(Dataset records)
= Beginning of Section =

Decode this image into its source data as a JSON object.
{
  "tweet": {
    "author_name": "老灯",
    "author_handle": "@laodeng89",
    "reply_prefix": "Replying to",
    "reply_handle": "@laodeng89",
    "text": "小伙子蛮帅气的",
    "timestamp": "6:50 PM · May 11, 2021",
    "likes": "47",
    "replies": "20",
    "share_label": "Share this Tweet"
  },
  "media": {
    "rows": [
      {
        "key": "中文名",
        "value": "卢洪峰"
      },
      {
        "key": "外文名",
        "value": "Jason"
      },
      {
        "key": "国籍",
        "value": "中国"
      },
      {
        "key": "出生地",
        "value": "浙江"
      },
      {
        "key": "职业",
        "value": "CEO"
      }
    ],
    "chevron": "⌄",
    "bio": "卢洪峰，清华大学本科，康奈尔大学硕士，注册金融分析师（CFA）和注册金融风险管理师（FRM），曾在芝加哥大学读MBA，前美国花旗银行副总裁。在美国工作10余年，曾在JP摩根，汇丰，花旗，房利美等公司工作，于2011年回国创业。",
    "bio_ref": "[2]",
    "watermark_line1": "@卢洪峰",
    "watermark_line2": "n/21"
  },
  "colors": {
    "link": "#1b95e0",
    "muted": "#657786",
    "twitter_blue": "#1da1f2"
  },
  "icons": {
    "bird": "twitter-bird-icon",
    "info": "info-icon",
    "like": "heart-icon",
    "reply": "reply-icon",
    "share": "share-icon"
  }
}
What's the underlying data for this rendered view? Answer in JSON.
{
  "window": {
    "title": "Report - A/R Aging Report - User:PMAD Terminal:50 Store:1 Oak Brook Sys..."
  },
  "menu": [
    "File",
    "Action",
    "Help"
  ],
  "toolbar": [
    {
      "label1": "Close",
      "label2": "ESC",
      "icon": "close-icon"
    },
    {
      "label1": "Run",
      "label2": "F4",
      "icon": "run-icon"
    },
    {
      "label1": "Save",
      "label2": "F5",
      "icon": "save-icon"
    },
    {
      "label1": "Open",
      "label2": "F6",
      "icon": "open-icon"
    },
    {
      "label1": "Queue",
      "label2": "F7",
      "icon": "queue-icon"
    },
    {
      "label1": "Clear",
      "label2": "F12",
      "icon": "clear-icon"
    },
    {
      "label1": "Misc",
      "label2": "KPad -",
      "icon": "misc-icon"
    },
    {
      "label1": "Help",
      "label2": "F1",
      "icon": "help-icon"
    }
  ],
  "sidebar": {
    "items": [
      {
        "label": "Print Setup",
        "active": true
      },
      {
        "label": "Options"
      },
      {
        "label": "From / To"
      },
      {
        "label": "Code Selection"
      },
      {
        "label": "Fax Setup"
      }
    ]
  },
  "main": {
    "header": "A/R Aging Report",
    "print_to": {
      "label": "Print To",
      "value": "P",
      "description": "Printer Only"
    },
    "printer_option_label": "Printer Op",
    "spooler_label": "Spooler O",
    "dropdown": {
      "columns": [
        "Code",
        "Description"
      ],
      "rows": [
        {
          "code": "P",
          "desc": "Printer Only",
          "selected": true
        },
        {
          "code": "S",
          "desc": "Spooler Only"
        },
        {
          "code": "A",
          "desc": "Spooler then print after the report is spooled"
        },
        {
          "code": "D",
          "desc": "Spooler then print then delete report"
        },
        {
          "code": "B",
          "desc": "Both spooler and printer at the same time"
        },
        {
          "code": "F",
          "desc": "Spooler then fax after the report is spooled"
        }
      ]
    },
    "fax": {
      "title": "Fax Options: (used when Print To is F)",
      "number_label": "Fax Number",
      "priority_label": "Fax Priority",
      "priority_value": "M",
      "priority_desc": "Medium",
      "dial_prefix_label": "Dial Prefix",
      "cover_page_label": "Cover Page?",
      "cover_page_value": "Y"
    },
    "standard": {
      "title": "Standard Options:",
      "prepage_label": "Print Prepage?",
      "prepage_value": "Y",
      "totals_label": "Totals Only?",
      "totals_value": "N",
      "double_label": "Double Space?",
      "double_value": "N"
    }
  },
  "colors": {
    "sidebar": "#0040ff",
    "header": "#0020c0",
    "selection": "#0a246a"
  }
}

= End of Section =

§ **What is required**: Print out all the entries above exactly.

§ **Written solution**:
Decode this image into its source data as a JSON object.
{
  "tweet": {
    "author_name": "老灯",
    "author_handle": "@laodeng89",
    "reply_prefix": "Replying to",
    "reply_handle": "@laodeng89",
    "text": "小伙子蛮帅气的",
    "timestamp": "6:50 PM · May 11, 2021",
    "likes": "47",
    "replies": "20",
    "share_label": "Share this Tweet"
  },
  "media": {
    "rows": [
      {
        "key": "中文名",
        "value": "卢洪峰"
      },
      {
        "key": "外文名",
        "value": "Jason"
      },
      {
        "key": "国籍",
        "value": "中国"
      },
      {
        "key": "出生地",
        "value": "浙江"
      },
      {
        "key": "职业",
        "value": "CEO"
      }
    ],
    "chevron": "⌄",
    "bio": "卢洪峰，清华大学本科，康奈尔大学硕士，注册金融分析师（CFA）和注册金融风险管理师（FRM），曾在芝加哥大学读MBA，前美国花旗银行副总裁。在美国工作10余年，曾在JP摩根，汇丰，花旗，房利美等公司工作，于2011年回国创业。",
    "bio_ref": "[2]",
    "watermark_line1": "@卢洪峰",
    "watermark_line2": "n/21"
  },
  "colors": {
    "link": "#1b95e0",
    "muted": "#657786",
    "twitter_blue": "#1da1f2"
  },
  "icons": {
    "bird": "twitter-bird-icon",
    "info": "info-icon",
    "like": "heart-icon",
    "reply": "reply-icon",
    "share": "share-icon"
  }
}
What's the underlying data for this rendered view? Answer in JSON.
{
  "window": {
    "title": "Report - A/R Aging Report - User:PMAD Terminal:50 Store:1 Oak Brook Sys..."
  },
  "menu": [
    "File",
    "Action",
    "Help"
  ],
  "toolbar": [
    {
      "label1": "Close",
      "label2": "ESC",
      "icon": "close-icon"
    },
    {
      "label1": "Run",
      "label2": "F4",
      "icon": "run-icon"
    },
    {
      "label1": "Save",
      "label2": "F5",
      "icon": "save-icon"
    },
    {
      "label1": "Open",
      "label2": "F6",
      "icon": "open-icon"
    },
    {
      "label1": "Queue",
      "label2": "F7",
      "icon": "queue-icon"
    },
    {
      "label1": "Clear",
      "label2": "F12",
      "icon": "clear-icon"
    },
    {
      "label1": "Misc",
      "label2": "KPad -",
      "icon": "misc-icon"
    },
    {
      "label1": "Help",
      "label2": "F1",
      "icon": "help-icon"
    }
  ],
  "sidebar": {
    "items": [
      {
        "label": "Print Setup",
        "active": true
      },
      {
        "label": "Options"
      },
      {
        "label": "From / To"
      },
      {
        "label": "Code Selection"
      },
      {
        "label": "Fax Setup"
      }
    ]
  },
  "main": {
    "header": "A/R Aging Report",
    "print_to": {
      "label": "Print To",
      "value": "P",
      "description": "Printer Only"
    },
    "printer_option_label": "Printer Op",
    "spooler_label": "Spooler O",
    "dropdown": {
      "columns": [
        "Code",
        "Description"
      ],
      "rows": [
        {
          "code": "P",
          "desc": "Printer Only",
          "selected": true
        },
        {
          "code": "S",
          "desc": "Spooler Only"
        },
        {
          "code": "A",
          "desc": "Spooler then print after the report is spooled"
        },
        {
          "code": "D",
          "desc": "Spooler then print then delete report"
        },
        {
          "code": "B",
          "desc": "Both spooler and printer at the same time"
        },
        {
          "code": "F",
          "desc": "Spooler then fax after the report is spooled"
        }
      ]
    },
    "fax": {
      "title": "Fax Options: (used when Print To is F)",
      "number_label": "Fax Number",
      "priority_label": "Fax Priority",
      "priority_value": "M",
      "priority_desc": "Medium",
      "dial_prefix_label": "Dial Prefix",
      "cover_page_label": "Cover Page?",
      "cover_page_value": "Y"
    },
    "standard": {
      "title": "Standard Options:",
      "prepage_label": "Print Prepage?",
      "prepage_value": "Y",
      "totals_label": "Totals Only?",
      "totals_value": "N",
      "double_label": "Double Space?",
      "double_value": "N"
    }
  },
  "colors": {
    "sidebar": "#0040ff",
    "header": "#0020c0",
    "selection": "#0a246a"
  }
}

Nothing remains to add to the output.